Activity:
The lines to find are those in the entries that hold the word "전문가용"; copy every one of them.

Excerpts from an interface dataset:
=== Section Start ===
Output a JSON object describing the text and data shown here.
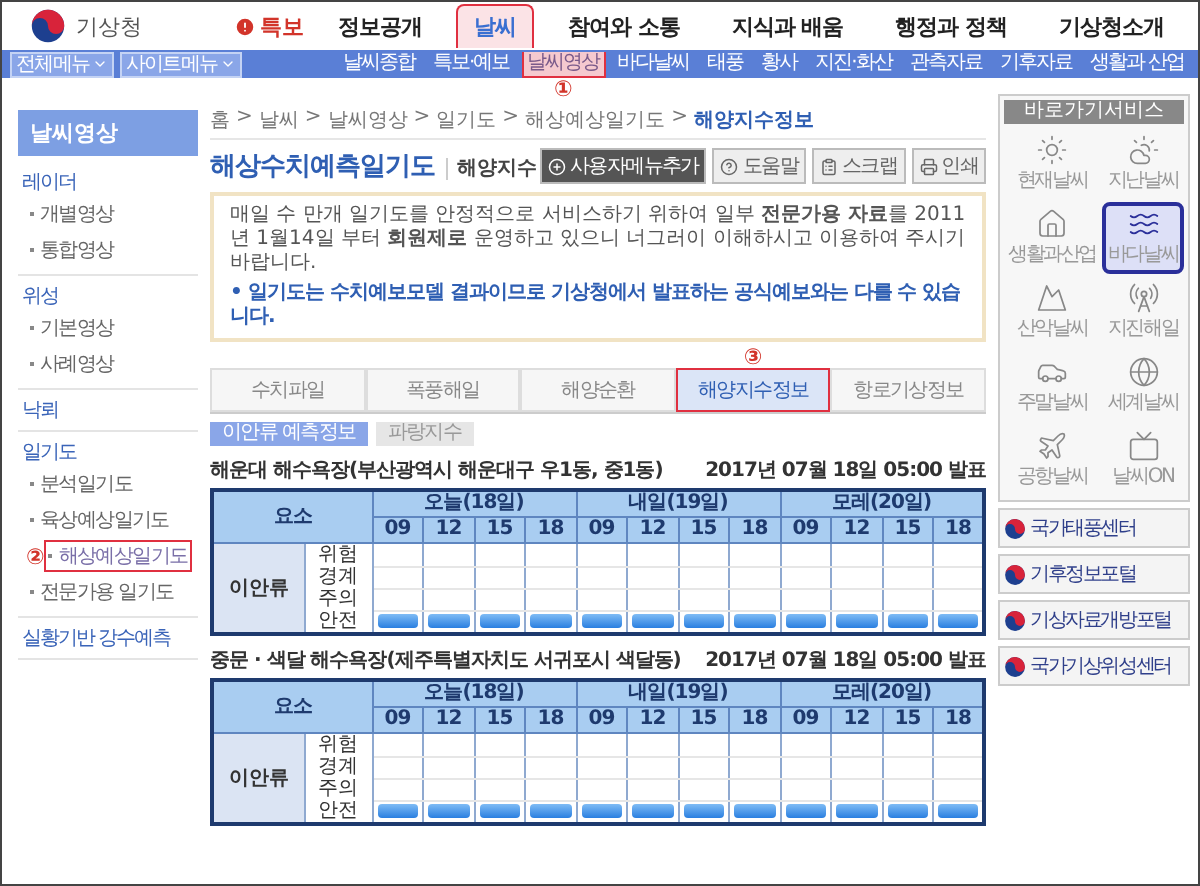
{
  "header": {
    "logo": "기상청",
    "alert": "특보",
    "nav": [
      {
        "label": "정보공개",
        "selected": false
      },
      {
        "label": "날씨",
        "selected": true
      },
      {
        "label": "참여와 소통",
        "selected": false
      },
      {
        "label": "지식과 배움",
        "selected": false
      },
      {
        "label": "행정과 정책",
        "selected": false
      },
      {
        "label": "기상청소개",
        "selected": false
      }
    ]
  },
  "subbar": {
    "menus": [
      "전체메뉴",
      "사이트메뉴"
    ],
    "items": [
      {
        "label": "날씨종합",
        "selected": false
      },
      {
        "label": "특보·예보",
        "selected": false
      },
      {
        "label": "날씨영상",
        "selected": true,
        "callout": "①"
      },
      {
        "label": "바다날씨",
        "selected": false
      },
      {
        "label": "태풍",
        "selected": false
      },
      {
        "label": "황사",
        "selected": false
      },
      {
        "label": "지진·화산",
        "selected": false
      },
      {
        "label": "관측자료",
        "selected": false
      },
      {
        "label": "기후자료",
        "selected": false
      },
      {
        "label": "생활과 산업",
        "selected": false
      }
    ]
  },
  "sidebar": {
    "title": "날씨영상",
    "groups": [
      {
        "label": "레이더",
        "children": [
          {
            "label": "개별영상",
            "selected": false
          },
          {
            "label": "통합영상",
            "selected": false
          }
        ]
      },
      {
        "label": "위성",
        "children": [
          {
            "label": "기본영상",
            "selected": false
          },
          {
            "label": "사례영상",
            "selected": false
          }
        ]
      },
      {
        "label": "낙뢰"
      },
      {
        "label": "일기도",
        "children": [
          {
            "label": "분석일기도",
            "selected": false
          },
          {
            "label": "육상예상일기도",
            "selected": false
          },
          {
            "label": "해상예상일기도",
            "selected": true,
            "callout": "②"
          },
          {
            "label": "전문가용 일기도",
            "selected": false
          }
        ]
      },
      {
        "label": "실황기반 강수예측"
      }
    ]
  },
  "main": {
    "breadcrumb": {
      "separator": ">",
      "items": [
        "홈",
        "날씨",
        "날씨영상",
        "일기도",
        "해상예상일기도",
        "해양지수정보"
      ]
    },
    "title": "해상수치예측일기도",
    "subtitle": "해양지수",
    "buttons": [
      {
        "label": "사용자메뉴추가",
        "kind": "add"
      },
      {
        "label": "도움말",
        "kind": "help"
      },
      {
        "label": "스크랩",
        "kind": "scrap"
      },
      {
        "label": "인쇄",
        "kind": "print"
      }
    ],
    "notice": {
      "text": "매일 수 만개 일기도를 안정적으로 서비스하기 위하여 일부 **전문가용 자료**를 2011년 1월14일 부터 **회원제로** 운영하고 있으니 너그러이 이해하시고 이용하여 주시기 바랍니다.",
      "note": "• 일기도는 수치예보모델 결과이므로 기상청에서 발표하는 공식예보와는 다를 수 있습니다."
    },
    "tabs": [
      {
        "label": "수치파일",
        "selected": false
      },
      {
        "label": "폭풍해일",
        "selected": false
      },
      {
        "label": "해양순환",
        "selected": false
      },
      {
        "label": "해양지수정보",
        "selected": true,
        "callout": "③"
      },
      {
        "label": "항로기상정보",
        "selected": false
      }
    ],
    "subtabs": [
      {
        "label": "이안류 예측정보",
        "selected": true
      },
      {
        "label": "파랑지수",
        "selected": false
      }
    ],
    "tables": [
      {
        "title": "해운대 해수욕장(부산광역시 해운대구 우1동, 중1동)",
        "issued": "2017년 07월 18일 05:00 발표",
        "element": "요소",
        "category": "이안류",
        "days": [
          {
            "label": "오늘(18일)",
            "times": [
              "09",
              "12",
              "15",
              "18"
            ]
          },
          {
            "label": "내일(19일)",
            "times": [
              "09",
              "12",
              "15",
              "18"
            ]
          },
          {
            "label": "모레(20일)",
            "times": [
              "09",
              "12",
              "15",
              "18"
            ]
          }
        ],
        "rows": [
          {
            "label": "위험",
            "marks": [
              false,
              false,
              false,
              false,
              false,
              false,
              false,
              false,
              false,
              false,
              false,
              false
            ]
          },
          {
            "label": "경계",
            "marks": [
              false,
              false,
              false,
              false,
              false,
              false,
              false,
              false,
              false,
              false,
              false,
              false
            ]
          },
          {
            "label": "주의",
            "marks": [
              false,
              false,
              false,
              false,
              false,
              false,
              false,
              false,
              false,
              false,
              false,
              false
            ]
          },
          {
            "label": "안전",
            "marks": [
              true,
              true,
              true,
              true,
              true,
              true,
              true,
              true,
              true,
              true,
              true,
              true
            ]
          }
        ]
      },
      {
        "title": "중문 · 색달 해수욕장(제주특별자치도 서귀포시 색달동)",
        "issued": "2017년 07월 18일 05:00 발표",
        "element": "요소",
        "category": "이안류",
        "days": [
          {
            "label": "오늘(18일)",
            "times": [
              "09",
              "12",
              "15",
              "18"
            ]
          },
          {
            "label": "내일(19일)",
            "times": [
              "09",
              "12",
              "15",
              "18"
            ]
          },
          {
            "label": "모레(20일)",
            "times": [
              "09",
              "12",
              "15",
              "18"
            ]
          }
        ],
        "rows": [
          {
            "label": "위험",
            "marks": [
              false,
              false,
              false,
              false,
              false,
              false,
              false,
              false,
              false,
              false,
              false,
              false
            ]
          },
          {
            "label": "경계",
            "marks": [
              false,
              false,
              false,
              false,
              false,
              false,
              false,
              false,
              false,
              false,
              false,
              false
            ]
          },
          {
            "label": "주의",
            "marks": [
              false,
              false,
              false,
              false,
              false,
              false,
              false,
              false,
              false,
              false,
              false,
              false
            ]
          },
          {
            "label": "안전",
            "marks": [
              true,
              true,
              true,
              true,
              true,
              true,
              true,
              true,
              true,
              true,
              true,
              true
            ]
          }
        ]
      }
    ]
  },
  "quick": {
    "title": "바로가기서비스",
    "shortcuts": [
      {
        "label": "현재날씨",
        "kind": "sun",
        "selected": false
      },
      {
        "label": "지난날씨",
        "kind": "cloudsun",
        "selected": false
      },
      {
        "label": "생활과산업",
        "kind": "house",
        "selected": false
      },
      {
        "label": "바다날씨",
        "kind": "waves",
        "selected": true
      },
      {
        "label": "산악날씨",
        "kind": "mountain",
        "selected": false
      },
      {
        "label": "지진해일",
        "kind": "tower",
        "selected": false
      },
      {
        "label": "주말날씨",
        "kind": "car",
        "selected": false
      },
      {
        "label": "세계날씨",
        "kind": "globe",
        "selected": false
      },
      {
        "label": "공항날씨",
        "kind": "plane",
        "selected": false
      },
      {
        "label": "날씨ON",
        "kind": "tv",
        "selected": false
      }
    ],
    "links": [
      "국가태풍센터",
      "기후정보포털",
      "기상자료개방포털",
      "국가기상위성센터"
    ]
  }
}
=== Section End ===
Expected output:
            "label": "전문가용 일기도",
      "text": "매일 수 만개 일기도를 안정적으로 서비스하기 위하여 일부 **전문가용 자료**를 2011년 1월14일 부터 **회원제로** 운영하고 있으니 너그러이 이해하시고 이용하여 주시기 바랍니다.",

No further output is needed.